A lot of things have changed in baseball from the time the Senators left Washington in 1971 until the arrival of the relocated Montreal Expos in 2005 — both on the field and in the stands.
On the field, there was no free agency or wild card, and pitchers finished games, not just six innings. In the stands, fans cheered for their teams, but it has a less manic tone than today, at least in other cities.
One change is the growth of the fan clubs in the stands — the creative ways fans adopt a certain player on their team and create an entertaining persona for that player, something that becomes part of the whole show.
That has yet to happen at RFK Stadium, and, as the final season of baseball there approaches, unless some creative Nationals fans step up to the plate, it won’t happen.
There’s still time, though — a little more than two months left to put a little fun in the game, in spite of the team’s losing, and make a connection to the players who, even in a losing season, have entertained and played hard.
I’m not talking about the manufactured groups, where players buy tickets for groups of children in a section of a ballpark. That’s a wonderful gesture but a totally different dynamic.
No, this is about groups of fans like the Coneheads, a group of Yankees fans who wore coneheads in honor of pitcher David Cone. And nobody may be better at this than Phillies fans, who, rooting for a franchise that just reached a record 10,000 losses, have come up with entertaining ways to have fun and even close the gap somewhat between themselves and the millionaires on the field.
There was the Wolf Pack, a group of seven brothers who wore wolf masks to root for pitcher Randy Wolf. There was the Duck Pond, with fans wearing duck bills and using duck calls when relief pitcher Brandon Duckworth entered the game. There was Giambi’s Zombies (not for Jason in New York, which may have been appropriate, but for Jeremy), who did a zombie walk when Giambi would get a hit. Person’s People, paying tribute to former Phillies relief pitcher Robert Person, started when one man showed up one day with a sign that said “Person’s Person,” and it grew from there.
The best, though, may have been the Padilla Flotilla, a group of fans who rooted for pitcher Vicente Padilla, wearing sombreros and using imaginary paddles in unison whenever Padilla recorded a strikeout.
One of my all time favorites was a group of fans in Seattle, when shortstop Omar Vizquel was with the Mariners, that brought signs that said, “Older Women for Omar.”
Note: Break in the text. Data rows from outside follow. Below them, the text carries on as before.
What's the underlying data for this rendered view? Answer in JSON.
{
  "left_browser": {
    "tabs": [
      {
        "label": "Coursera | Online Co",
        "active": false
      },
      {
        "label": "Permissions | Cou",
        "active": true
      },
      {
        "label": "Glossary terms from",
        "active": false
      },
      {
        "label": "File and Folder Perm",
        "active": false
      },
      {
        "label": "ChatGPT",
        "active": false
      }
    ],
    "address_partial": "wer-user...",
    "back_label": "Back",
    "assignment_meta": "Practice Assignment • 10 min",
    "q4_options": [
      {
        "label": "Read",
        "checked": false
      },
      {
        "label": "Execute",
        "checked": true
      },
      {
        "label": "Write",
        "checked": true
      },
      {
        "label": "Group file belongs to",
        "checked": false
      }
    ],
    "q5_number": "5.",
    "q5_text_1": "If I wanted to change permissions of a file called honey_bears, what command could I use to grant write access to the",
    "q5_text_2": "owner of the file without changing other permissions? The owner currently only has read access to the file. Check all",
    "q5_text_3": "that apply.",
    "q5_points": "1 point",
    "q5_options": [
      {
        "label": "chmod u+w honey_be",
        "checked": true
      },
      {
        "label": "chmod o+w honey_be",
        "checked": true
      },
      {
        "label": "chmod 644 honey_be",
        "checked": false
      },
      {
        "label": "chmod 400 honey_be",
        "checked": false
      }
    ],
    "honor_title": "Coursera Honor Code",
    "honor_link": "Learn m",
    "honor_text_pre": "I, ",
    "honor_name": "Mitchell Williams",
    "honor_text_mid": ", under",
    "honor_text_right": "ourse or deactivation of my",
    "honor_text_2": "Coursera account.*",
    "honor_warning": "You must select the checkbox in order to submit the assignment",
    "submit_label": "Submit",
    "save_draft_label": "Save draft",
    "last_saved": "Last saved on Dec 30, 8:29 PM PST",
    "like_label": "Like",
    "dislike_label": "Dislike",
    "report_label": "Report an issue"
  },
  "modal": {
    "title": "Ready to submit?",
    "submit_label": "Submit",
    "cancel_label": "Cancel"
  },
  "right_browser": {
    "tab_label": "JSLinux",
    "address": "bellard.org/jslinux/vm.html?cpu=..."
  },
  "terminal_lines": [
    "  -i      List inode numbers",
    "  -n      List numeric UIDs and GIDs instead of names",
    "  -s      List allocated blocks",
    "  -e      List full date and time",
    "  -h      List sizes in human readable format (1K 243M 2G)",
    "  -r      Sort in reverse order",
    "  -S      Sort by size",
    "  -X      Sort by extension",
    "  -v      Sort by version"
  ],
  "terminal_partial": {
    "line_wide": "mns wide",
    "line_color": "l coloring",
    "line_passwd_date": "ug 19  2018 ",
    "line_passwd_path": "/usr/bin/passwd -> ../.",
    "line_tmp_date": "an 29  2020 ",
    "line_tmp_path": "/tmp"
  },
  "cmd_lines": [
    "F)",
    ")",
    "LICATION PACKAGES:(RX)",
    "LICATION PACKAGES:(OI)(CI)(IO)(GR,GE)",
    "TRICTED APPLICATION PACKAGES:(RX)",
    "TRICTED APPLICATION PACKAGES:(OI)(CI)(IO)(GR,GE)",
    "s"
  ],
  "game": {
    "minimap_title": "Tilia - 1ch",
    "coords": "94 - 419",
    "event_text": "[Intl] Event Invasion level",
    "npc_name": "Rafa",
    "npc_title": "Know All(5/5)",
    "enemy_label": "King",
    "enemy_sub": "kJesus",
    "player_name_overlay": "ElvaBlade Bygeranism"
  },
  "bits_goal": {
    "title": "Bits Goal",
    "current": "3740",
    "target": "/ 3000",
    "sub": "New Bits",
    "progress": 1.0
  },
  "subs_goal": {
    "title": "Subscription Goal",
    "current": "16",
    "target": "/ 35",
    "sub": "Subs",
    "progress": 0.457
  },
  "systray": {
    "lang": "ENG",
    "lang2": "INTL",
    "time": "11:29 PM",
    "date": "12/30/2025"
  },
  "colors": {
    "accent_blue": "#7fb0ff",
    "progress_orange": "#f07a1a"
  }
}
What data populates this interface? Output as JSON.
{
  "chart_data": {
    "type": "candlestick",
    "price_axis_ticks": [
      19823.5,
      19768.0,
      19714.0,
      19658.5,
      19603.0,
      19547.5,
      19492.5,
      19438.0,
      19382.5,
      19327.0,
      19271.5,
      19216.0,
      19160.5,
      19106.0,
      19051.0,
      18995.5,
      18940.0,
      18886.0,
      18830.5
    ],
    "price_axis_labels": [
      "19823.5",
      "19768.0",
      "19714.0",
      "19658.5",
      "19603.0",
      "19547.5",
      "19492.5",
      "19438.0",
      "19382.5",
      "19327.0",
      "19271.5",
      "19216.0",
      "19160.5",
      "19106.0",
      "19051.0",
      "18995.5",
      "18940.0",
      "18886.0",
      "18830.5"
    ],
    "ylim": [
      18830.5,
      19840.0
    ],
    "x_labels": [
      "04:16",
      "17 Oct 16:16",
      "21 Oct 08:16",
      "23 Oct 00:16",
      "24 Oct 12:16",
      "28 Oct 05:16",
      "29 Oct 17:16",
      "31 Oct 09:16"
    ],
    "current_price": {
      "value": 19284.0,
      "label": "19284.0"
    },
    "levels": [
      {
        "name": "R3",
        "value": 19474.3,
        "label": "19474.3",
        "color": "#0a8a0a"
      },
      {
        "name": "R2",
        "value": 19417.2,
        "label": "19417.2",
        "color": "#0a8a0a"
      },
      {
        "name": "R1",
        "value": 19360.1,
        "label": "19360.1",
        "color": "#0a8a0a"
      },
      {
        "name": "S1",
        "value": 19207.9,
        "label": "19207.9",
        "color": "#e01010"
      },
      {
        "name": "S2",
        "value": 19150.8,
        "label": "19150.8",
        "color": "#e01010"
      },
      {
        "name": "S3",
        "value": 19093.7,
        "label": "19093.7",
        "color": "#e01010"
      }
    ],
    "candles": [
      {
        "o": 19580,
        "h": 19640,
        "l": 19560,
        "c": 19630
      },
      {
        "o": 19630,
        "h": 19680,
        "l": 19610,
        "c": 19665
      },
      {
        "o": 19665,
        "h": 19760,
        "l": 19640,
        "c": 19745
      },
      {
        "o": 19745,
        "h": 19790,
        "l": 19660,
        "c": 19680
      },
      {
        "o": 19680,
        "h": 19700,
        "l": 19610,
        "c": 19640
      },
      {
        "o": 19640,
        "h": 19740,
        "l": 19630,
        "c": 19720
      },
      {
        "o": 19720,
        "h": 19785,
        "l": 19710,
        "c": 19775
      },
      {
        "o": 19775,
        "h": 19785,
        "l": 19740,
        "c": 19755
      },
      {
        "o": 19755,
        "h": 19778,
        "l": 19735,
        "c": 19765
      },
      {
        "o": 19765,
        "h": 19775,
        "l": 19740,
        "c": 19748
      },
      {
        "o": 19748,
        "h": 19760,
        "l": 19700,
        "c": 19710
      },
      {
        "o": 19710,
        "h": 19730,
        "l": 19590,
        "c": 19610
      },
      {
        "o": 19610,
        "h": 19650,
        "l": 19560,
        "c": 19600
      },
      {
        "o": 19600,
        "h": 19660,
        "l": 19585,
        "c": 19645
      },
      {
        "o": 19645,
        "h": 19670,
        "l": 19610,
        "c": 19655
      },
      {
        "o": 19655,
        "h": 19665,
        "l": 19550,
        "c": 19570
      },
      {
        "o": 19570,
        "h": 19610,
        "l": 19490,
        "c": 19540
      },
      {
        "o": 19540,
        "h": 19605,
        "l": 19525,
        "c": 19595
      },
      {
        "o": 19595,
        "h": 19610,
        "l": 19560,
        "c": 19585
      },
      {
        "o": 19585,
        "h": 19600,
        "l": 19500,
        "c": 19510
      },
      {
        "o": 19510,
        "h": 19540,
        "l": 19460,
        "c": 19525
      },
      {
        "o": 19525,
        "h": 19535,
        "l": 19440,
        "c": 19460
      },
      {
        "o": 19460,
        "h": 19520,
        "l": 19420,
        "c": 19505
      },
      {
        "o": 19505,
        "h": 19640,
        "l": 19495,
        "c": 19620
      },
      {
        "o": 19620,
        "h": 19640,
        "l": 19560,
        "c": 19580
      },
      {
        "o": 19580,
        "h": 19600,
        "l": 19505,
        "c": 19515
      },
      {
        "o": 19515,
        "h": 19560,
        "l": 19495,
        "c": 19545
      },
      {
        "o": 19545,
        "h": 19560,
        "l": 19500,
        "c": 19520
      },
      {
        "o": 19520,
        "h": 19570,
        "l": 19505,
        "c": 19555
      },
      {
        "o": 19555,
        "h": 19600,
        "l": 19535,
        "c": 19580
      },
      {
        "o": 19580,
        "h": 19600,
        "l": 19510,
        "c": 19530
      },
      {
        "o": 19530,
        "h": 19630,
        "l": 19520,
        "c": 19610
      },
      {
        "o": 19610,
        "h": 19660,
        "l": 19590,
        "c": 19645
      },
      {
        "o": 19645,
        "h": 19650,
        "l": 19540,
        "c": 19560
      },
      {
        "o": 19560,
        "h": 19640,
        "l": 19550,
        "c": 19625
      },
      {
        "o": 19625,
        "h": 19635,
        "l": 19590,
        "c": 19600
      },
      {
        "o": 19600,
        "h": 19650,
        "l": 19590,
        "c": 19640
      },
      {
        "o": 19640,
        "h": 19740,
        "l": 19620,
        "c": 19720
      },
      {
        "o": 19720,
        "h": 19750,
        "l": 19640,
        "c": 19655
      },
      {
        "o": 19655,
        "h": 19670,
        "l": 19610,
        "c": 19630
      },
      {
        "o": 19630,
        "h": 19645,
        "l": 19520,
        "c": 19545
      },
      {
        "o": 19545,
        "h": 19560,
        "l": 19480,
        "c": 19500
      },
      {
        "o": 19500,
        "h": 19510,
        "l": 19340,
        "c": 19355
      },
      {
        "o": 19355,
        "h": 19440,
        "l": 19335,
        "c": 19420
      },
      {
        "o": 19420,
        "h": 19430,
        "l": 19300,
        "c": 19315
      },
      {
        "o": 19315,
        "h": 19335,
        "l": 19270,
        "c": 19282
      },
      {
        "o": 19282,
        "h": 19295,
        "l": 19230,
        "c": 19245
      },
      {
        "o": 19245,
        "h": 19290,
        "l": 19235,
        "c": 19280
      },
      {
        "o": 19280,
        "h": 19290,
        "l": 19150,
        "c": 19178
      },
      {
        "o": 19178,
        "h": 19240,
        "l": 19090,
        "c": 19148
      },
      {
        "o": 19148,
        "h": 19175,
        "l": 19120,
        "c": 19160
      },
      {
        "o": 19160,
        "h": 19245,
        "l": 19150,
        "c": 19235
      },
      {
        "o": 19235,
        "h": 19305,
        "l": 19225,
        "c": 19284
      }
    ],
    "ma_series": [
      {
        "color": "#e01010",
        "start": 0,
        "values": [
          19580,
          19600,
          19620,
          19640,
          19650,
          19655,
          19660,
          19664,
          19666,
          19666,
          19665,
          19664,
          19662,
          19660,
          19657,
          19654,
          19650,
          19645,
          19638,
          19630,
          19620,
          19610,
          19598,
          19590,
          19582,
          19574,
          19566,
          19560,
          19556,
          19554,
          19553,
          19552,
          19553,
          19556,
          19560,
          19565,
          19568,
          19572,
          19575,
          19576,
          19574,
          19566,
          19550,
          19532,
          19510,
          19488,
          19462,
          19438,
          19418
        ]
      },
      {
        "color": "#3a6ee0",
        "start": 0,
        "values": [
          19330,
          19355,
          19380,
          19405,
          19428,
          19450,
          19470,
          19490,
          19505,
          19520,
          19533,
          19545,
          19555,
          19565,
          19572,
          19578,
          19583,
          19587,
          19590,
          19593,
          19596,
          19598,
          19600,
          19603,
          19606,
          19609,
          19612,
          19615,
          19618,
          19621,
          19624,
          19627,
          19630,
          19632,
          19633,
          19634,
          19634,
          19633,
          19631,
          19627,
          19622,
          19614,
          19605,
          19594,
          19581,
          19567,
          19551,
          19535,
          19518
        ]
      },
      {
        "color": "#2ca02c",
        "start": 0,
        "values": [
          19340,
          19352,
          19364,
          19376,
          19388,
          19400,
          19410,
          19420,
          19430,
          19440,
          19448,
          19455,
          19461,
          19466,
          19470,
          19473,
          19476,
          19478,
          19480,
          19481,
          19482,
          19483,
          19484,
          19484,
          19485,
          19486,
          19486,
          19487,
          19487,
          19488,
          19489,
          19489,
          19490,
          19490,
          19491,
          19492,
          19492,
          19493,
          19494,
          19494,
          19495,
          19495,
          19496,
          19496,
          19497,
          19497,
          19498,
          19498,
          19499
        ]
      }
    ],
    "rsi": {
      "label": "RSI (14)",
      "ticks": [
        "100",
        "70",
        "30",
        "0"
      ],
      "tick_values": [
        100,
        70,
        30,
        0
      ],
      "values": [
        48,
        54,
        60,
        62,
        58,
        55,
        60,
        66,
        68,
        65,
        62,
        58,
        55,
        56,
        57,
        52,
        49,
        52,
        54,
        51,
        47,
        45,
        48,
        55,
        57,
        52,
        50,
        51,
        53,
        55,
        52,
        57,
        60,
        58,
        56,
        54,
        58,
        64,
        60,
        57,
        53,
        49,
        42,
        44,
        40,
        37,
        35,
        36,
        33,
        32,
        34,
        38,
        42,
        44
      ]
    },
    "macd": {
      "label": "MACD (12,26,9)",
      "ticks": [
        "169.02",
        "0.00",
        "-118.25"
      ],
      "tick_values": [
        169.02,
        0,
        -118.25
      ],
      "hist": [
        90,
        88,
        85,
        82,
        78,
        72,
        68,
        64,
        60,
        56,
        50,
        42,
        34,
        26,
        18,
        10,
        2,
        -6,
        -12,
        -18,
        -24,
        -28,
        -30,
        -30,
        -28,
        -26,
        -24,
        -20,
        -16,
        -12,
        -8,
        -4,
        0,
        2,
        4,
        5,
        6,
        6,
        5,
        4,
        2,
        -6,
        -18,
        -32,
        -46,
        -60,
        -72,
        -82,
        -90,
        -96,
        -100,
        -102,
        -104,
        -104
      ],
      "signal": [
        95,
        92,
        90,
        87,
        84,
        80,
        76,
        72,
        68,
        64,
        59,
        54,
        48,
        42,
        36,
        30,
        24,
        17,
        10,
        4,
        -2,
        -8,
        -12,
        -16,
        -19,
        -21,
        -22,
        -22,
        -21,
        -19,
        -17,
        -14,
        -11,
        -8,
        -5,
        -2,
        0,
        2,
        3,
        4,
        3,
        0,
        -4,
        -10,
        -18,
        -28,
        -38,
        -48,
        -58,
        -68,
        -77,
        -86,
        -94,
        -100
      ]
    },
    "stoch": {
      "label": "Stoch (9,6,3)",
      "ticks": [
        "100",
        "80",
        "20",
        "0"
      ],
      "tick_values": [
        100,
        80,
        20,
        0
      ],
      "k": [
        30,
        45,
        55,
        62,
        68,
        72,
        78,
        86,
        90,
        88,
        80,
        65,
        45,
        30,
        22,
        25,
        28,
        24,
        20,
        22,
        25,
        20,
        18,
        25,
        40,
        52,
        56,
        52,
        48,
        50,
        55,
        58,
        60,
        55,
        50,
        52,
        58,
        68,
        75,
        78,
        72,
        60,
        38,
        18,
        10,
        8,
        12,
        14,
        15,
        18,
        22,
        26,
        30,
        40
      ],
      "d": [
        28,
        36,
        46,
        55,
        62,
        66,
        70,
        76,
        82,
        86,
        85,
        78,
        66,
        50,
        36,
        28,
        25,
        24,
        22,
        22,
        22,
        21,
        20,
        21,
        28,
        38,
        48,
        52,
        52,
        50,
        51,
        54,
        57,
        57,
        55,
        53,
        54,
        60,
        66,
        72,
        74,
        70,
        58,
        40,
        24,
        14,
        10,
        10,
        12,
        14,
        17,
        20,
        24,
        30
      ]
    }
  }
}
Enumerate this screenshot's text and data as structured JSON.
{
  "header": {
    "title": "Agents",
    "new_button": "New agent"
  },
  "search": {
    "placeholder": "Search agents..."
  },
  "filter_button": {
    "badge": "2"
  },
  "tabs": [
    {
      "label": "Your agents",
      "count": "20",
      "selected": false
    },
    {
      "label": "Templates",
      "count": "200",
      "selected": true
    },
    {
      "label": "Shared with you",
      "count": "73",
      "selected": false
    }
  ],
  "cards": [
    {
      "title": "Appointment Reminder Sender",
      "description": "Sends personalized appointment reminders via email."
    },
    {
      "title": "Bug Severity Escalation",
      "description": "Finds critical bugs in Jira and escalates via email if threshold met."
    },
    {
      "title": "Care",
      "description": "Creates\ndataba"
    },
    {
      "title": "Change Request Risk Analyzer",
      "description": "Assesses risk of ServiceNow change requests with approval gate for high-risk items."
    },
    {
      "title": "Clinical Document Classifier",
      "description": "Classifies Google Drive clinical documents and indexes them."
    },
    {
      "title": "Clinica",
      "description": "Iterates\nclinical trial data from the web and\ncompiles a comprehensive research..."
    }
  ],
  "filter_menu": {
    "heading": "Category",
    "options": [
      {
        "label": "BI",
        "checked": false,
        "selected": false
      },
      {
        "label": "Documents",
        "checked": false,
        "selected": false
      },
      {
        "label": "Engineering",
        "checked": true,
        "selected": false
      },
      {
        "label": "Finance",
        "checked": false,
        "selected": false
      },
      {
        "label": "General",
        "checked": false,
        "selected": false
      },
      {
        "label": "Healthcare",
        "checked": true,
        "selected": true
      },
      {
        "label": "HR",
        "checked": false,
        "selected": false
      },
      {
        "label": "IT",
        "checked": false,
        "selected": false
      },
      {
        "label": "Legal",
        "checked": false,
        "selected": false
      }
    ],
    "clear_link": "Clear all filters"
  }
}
These types of units spring up in the cheap seats, and, in the final days of baseball at RFK Stadium, it would be a treat to see a group or two emerge there, particularly in the dog days of summer.
Time may be running out, with the July 31 trading deadline, but the most obvious choice for such an honor should be first baseman Dmitri Young, a fan favorite with a nickname that cries out for a fan club — “The Meat Hook.”
How about “The Meat Locker,” with fans dressing up in white butcher coats and hanging a piece of fake meat out over the rail for every hit The Meat Hook gets. The cut could depend on whether it is a single, double, or home run. For Dmitri, a triple would have to be prime rib, served rare.
Another one is for one or both of the two Jasons — Bergmann or Simontacchi. Every time one of them takes the mound, there could be a group of fans wearing Jason hockey masks in one section of RFK, with fake axes, coming up with an RFK version of the tomahawk chop, so to speak, every time Simontacchi or Bergmann strikes out a batter (OK, that may not be tasteful enough for a ballpark, but I’m spitballing here, just trying to get the ball rolling).
Then there is Chad Cordero — called “The Chief” — which of course conjures up all sorts of politically incorrect possibilities, but in a town where the No. 1 team is called the Redskins, there may be some cover there.